Write out the data exactly as given, dropping every picture.
----
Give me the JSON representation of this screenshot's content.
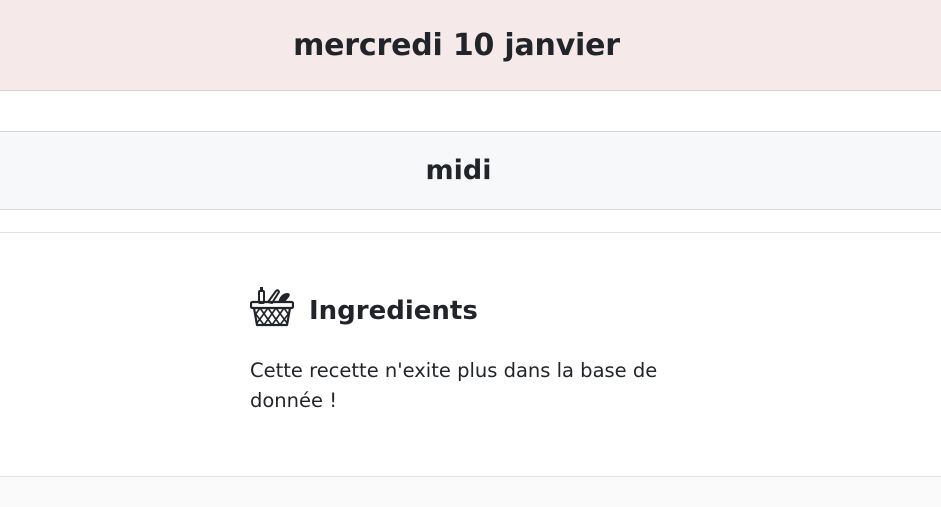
{
  "day": {
    "title": "mercredi 10 janvier"
  },
  "meal": {
    "title": "midi"
  },
  "ingredients": {
    "title": "Ingredients",
    "icon": "basket-icon",
    "message": "Cette recette n'exite plus dans la base de donnée !"
  },
  "colors": {
    "day_header_bg": "#f5e9ea",
    "meal_header_bg": "#f7f8fa",
    "text": "#212529"
  }
}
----
▶ _THE ANSWER_:
Give me the JSON representation of this screenshot's content.
{
  "day": {
    "title": "mercredi 10 janvier"
  },
  "meal": {
    "title": "midi"
  },
  "ingredients": {
    "title": "Ingredients",
    "icon": "basket-icon",
    "message": "Cette recette n'exite plus dans la base de donnée !"
  },
  "colors": {
    "day_header_bg": "#f5e9ea",
    "meal_header_bg": "#f7f8fa",
    "text": "#212529"
  }
}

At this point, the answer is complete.